Conventional wisdom has stated that employers prefer younger workers. However, a recent study conducted by Adecco, a prominent Switzerland-based HR consulting firm, surveyed 501 hiring managers and discovered that they were much more inclined to hire mature workers (those over the age of 50) than a Millennial (someone born between the years of 1981 and 2000). This Adecco survey dispels a few long-held myths about the hirability of mature employees. In fact, the study revealed that 60 percent of the employers questioned were likely to hire mature workers while only 20 percent were likely to hire Millennials. That’s a three-to-one preference.
Why do Many Employers Prefer Mature Workers?
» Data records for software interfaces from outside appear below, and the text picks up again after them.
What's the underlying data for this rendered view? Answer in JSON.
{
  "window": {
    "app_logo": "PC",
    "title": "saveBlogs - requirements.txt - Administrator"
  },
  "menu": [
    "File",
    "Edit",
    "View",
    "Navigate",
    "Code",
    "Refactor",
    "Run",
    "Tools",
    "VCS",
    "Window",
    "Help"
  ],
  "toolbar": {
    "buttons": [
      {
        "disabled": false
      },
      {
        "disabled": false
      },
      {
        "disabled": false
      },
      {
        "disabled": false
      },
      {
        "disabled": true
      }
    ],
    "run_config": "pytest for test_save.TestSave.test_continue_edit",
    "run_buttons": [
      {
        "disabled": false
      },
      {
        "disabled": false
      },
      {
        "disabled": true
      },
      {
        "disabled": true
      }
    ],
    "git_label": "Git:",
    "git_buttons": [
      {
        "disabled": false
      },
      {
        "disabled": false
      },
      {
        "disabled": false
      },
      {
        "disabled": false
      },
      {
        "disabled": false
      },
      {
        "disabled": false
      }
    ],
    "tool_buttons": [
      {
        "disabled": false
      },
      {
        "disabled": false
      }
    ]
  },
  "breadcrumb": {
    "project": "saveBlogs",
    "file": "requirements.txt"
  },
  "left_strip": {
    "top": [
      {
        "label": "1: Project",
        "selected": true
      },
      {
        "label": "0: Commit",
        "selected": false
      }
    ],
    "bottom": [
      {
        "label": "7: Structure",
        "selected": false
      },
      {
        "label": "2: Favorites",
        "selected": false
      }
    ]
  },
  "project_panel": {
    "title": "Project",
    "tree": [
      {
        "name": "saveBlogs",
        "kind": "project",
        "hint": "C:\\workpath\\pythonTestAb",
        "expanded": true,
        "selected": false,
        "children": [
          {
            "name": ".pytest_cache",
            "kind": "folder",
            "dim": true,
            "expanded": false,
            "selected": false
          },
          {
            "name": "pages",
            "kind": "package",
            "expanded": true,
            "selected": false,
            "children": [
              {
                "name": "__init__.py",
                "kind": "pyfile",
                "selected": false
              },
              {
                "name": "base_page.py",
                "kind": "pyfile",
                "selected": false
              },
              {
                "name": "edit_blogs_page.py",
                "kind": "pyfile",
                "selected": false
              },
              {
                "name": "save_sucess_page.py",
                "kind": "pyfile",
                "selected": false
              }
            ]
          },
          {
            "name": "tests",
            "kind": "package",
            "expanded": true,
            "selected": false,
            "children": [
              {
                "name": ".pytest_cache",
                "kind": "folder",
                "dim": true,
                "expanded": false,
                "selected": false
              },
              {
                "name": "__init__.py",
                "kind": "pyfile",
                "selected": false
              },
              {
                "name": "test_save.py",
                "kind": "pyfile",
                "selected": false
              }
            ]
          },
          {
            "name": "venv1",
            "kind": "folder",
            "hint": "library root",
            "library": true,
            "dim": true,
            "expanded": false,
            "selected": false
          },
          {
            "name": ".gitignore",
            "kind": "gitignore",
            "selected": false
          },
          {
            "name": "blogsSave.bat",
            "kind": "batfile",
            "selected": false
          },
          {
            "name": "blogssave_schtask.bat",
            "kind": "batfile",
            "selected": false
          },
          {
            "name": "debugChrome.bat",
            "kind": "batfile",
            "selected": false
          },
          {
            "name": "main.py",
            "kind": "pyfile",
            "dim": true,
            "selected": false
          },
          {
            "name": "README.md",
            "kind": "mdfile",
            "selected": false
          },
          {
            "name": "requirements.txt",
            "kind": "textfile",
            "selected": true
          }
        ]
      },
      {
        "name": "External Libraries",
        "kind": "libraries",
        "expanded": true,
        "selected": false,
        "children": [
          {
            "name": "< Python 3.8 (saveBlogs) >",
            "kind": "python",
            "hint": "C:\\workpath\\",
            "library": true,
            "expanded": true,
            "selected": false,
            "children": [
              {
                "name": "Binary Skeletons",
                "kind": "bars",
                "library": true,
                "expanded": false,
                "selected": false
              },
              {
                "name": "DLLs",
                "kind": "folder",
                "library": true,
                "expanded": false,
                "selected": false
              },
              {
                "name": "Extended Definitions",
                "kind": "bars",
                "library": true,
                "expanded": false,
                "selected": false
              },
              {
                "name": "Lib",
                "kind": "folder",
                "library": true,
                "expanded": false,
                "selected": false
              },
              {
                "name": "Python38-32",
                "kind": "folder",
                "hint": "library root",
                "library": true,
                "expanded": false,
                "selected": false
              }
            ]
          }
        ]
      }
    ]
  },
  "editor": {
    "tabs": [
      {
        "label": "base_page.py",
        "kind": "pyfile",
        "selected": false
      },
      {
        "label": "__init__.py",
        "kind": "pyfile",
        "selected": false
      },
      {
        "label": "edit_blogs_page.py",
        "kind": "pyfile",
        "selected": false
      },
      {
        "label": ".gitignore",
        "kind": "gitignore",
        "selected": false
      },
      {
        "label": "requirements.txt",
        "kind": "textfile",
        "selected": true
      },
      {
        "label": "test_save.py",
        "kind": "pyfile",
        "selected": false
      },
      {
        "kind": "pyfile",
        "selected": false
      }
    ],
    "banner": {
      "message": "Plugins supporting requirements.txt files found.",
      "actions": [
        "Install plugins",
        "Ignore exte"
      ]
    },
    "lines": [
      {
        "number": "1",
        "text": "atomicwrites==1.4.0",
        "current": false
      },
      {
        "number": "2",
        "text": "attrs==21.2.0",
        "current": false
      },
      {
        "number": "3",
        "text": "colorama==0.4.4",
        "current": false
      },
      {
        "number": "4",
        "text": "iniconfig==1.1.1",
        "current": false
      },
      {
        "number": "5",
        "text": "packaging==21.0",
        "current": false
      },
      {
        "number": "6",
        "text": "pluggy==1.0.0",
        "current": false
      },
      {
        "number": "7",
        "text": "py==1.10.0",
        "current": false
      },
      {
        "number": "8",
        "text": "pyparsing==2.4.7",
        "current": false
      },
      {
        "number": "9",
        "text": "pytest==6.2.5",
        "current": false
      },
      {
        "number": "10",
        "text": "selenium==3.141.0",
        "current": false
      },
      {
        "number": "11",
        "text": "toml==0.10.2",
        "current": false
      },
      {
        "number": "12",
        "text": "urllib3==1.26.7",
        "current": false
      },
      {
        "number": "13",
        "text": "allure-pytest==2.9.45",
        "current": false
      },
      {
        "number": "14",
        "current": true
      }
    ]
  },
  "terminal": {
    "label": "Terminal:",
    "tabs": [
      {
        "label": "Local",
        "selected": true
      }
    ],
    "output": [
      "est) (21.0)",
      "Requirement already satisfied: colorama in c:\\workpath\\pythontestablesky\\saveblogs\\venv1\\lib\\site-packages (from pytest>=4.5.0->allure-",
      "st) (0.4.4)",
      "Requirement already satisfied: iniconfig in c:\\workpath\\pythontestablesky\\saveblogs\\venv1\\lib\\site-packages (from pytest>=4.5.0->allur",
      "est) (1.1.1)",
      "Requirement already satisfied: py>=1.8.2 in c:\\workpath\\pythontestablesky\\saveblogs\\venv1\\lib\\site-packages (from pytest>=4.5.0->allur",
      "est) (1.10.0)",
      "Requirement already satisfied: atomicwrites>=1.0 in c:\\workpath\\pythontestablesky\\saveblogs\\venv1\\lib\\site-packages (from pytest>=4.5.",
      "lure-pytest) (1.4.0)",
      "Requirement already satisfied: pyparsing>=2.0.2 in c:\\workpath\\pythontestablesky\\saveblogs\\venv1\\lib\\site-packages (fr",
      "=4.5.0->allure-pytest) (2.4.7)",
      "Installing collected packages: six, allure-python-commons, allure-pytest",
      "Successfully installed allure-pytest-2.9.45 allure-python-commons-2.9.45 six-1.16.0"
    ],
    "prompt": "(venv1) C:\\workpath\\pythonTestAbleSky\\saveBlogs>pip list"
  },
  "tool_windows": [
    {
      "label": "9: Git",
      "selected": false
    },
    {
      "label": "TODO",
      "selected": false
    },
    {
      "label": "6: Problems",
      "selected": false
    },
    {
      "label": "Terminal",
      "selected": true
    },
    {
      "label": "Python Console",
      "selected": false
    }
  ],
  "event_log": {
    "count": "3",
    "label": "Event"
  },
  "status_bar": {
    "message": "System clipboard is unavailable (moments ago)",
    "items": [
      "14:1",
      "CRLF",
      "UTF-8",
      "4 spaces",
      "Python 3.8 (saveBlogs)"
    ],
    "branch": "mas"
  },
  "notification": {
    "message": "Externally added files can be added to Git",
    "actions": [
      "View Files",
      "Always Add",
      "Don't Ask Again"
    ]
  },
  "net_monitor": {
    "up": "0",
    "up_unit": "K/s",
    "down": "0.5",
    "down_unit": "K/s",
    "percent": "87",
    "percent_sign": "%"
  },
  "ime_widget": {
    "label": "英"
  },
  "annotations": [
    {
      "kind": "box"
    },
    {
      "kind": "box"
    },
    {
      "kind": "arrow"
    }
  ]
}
As an employer, you need to understand what drives the hiring decisions of other companies in order to determine how beneficial they may be to your own. As surprising as it seems that so many companies are interested in hiring older, more mature employees, rather than up and coming movers and shakers, there are quite a few solid reasons for them doing so. These are a couple at the top of the list for many employers.
Reliability – This characteristic provides the widest disparity between the two with 91 percent of employers believing mature workers to be reliable and only two percent who find that Millennials are reliable as well.
Professionalism – Not only does this matter during the interview process, but in the office as well. Mature workers are much more likely — to the tune of 88 percent — to dress appropriately for the interview and behave in a professional manner at all times after being hired, according to survey results, in the minds of employers.
There are many other areas where mature workers outscored Millennials in the survey. They included:
- Listening skills
- Work ethics
- Problem solving ability
- Leadership/Management skills
That said, while mature workers have a distinct advantage in the perception of not posting inappropriate material via social media compared to Millennials; networking and the use of social media is one area where Millennials score higher in the survey. It’s one of the indicators that mature workers in the job market might want to brush up on their technological prowess before passing out resumes if possible so that they can enjoy another edge over the younger workers competing for the same positions.
For the typical employer, however, mature workers have a lot to offer that’s missing in Millennial workers who have a very limited scope of reference when it comes to work ethic, distracted working, and professionalism.
Hiring managers, unfortunately, are often turned off by the higher salary expectations mature workers have. It can be a stalling point if employers allow it to be. However, it can also be an excellent negotiating point. Not all mature workers feel that their salary expectations are take it or leave it propositions. In fact, many of them have other “perks” you can throw in to make the job more attractive to them—even if they do offer a lower than expected salary. Many mature workers have a full family life, so a flexible work schedule or opportunity to telecommute one day per week is a well-perceived perk.
The bottom line is that mature workers are in high demand for good reasons. Companies that fail to consider them are only hurting themselves by missing out on the strong work ethics, professionalism, experience, and reliability mature workers bring to the table. Even in companies that rely on new technological advances and industry, mature workers bring wisdom and strength to the table that few Millennials can hope to match.